SOURCE DATA: Begin
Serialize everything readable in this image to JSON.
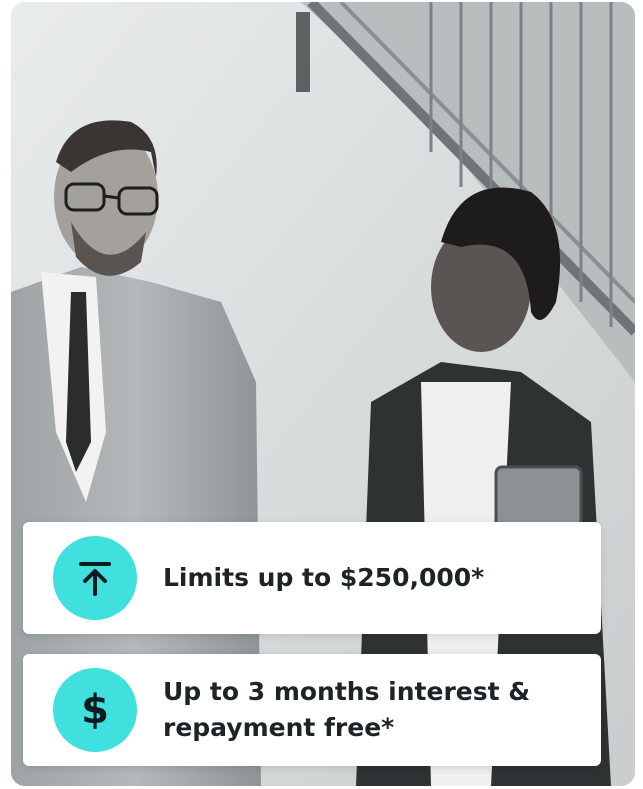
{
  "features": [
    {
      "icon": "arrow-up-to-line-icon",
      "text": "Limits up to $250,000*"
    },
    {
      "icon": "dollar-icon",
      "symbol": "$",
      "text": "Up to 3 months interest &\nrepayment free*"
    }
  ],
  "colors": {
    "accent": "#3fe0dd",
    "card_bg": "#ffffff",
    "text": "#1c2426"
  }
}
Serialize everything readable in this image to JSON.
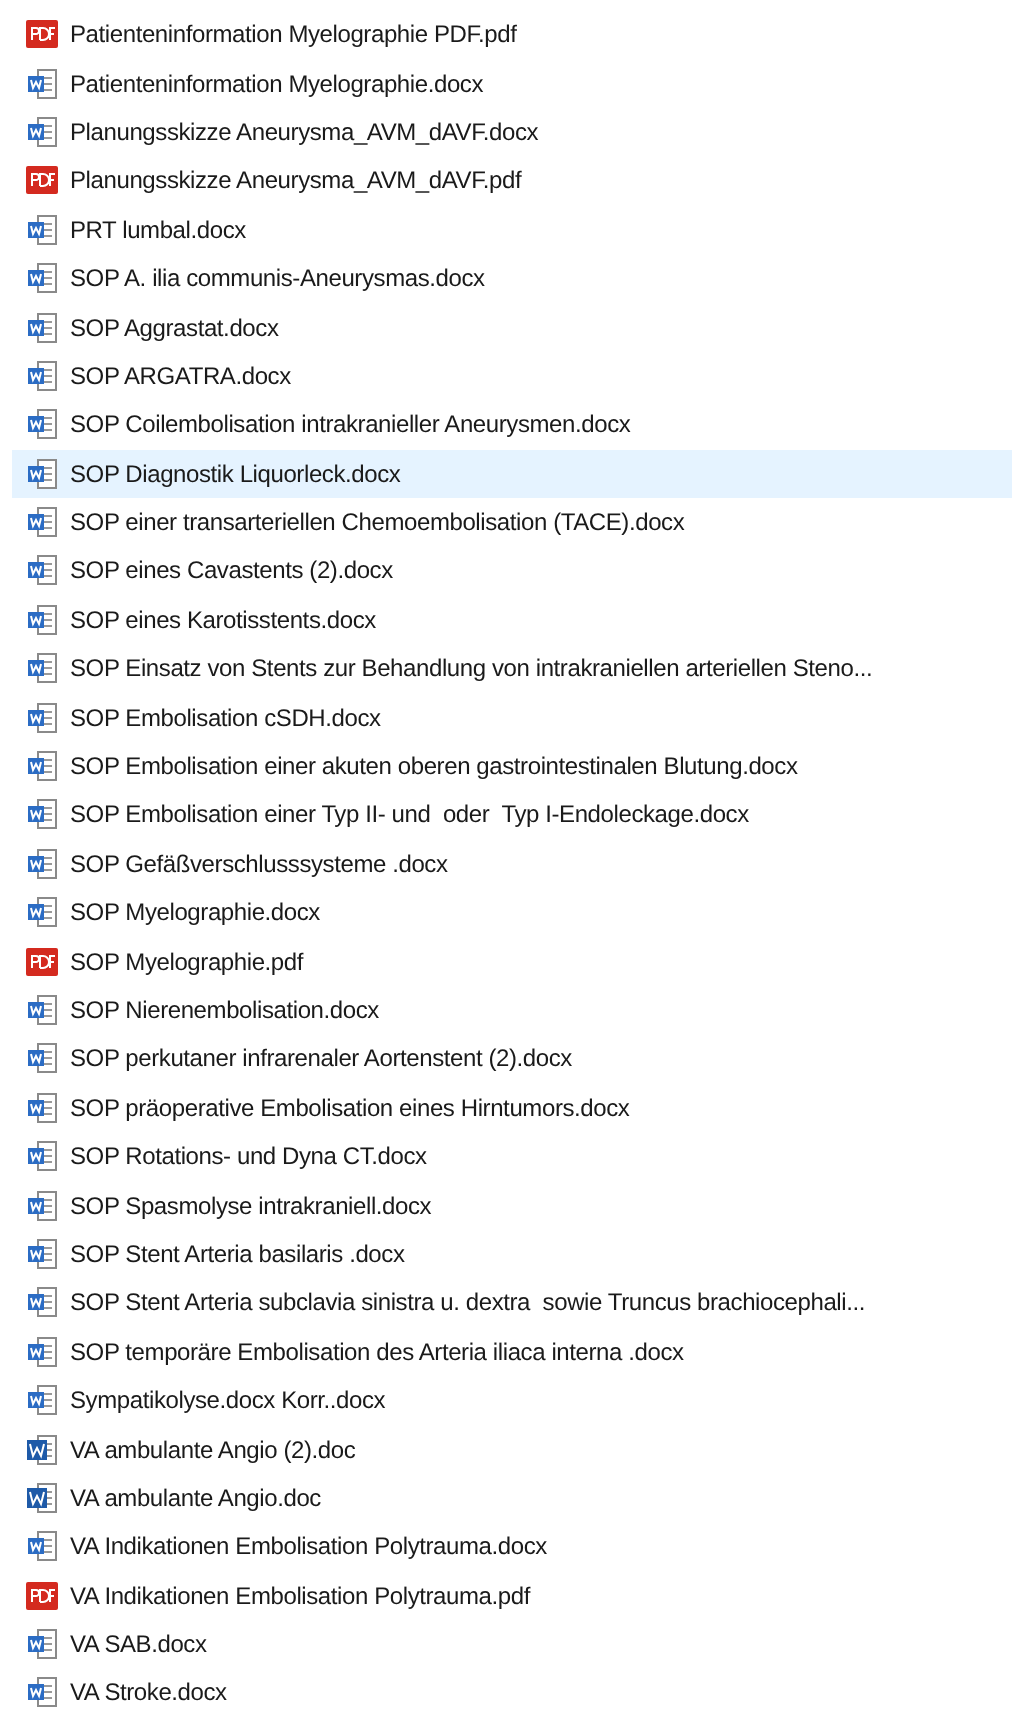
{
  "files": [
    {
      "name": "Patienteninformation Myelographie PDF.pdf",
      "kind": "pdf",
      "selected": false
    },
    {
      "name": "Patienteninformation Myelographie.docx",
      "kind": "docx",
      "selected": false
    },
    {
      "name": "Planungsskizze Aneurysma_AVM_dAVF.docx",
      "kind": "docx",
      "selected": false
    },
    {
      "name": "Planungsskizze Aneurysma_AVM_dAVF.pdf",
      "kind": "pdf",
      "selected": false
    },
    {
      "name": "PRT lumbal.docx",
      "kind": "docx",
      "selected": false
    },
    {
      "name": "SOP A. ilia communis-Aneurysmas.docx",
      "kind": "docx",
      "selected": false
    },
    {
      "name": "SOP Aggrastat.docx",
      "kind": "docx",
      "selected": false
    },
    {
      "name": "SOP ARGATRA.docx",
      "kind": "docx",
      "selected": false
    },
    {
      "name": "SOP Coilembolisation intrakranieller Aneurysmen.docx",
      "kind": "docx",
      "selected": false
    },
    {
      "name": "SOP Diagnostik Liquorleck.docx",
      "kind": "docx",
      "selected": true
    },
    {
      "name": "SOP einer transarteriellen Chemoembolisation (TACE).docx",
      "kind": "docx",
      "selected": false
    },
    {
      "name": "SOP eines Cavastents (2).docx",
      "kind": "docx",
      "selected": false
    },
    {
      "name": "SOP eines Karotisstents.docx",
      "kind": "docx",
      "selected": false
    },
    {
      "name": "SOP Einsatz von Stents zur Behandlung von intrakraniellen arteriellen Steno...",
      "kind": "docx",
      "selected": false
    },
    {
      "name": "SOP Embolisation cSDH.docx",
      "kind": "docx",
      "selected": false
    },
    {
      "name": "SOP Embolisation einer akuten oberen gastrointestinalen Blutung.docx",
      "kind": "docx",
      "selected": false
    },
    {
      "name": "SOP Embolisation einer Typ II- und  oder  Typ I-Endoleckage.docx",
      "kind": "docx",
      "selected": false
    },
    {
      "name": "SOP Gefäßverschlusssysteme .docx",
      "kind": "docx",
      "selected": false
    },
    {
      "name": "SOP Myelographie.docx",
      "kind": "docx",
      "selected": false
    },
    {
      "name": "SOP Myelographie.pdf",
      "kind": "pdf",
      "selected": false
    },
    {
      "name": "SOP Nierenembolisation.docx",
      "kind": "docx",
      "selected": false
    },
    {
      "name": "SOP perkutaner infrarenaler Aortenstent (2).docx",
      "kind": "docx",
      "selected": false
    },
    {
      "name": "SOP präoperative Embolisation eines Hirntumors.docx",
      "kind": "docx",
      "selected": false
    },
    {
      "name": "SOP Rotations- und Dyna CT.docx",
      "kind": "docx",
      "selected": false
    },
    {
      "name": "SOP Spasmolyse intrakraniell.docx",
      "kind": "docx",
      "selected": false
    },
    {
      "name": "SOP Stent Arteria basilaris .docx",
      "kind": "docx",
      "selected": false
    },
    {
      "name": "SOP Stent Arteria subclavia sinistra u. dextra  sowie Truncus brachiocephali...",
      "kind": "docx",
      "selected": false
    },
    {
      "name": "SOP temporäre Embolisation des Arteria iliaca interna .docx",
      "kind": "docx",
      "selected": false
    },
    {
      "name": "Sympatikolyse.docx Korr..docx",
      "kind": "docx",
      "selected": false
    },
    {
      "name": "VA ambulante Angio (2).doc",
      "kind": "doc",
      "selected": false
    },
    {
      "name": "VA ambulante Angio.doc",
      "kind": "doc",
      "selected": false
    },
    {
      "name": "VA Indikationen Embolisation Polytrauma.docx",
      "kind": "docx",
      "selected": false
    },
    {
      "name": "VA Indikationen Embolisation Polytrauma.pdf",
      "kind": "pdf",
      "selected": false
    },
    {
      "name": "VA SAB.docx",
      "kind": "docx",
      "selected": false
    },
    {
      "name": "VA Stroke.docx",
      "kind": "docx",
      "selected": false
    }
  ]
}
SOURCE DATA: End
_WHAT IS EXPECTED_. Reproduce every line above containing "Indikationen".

_ANSWER TO THIS EXERCISE_.
      "name": "VA Indikationen Embolisation Polytrauma.docx",
      "name": "VA Indikationen Embolisation Polytrauma.pdf",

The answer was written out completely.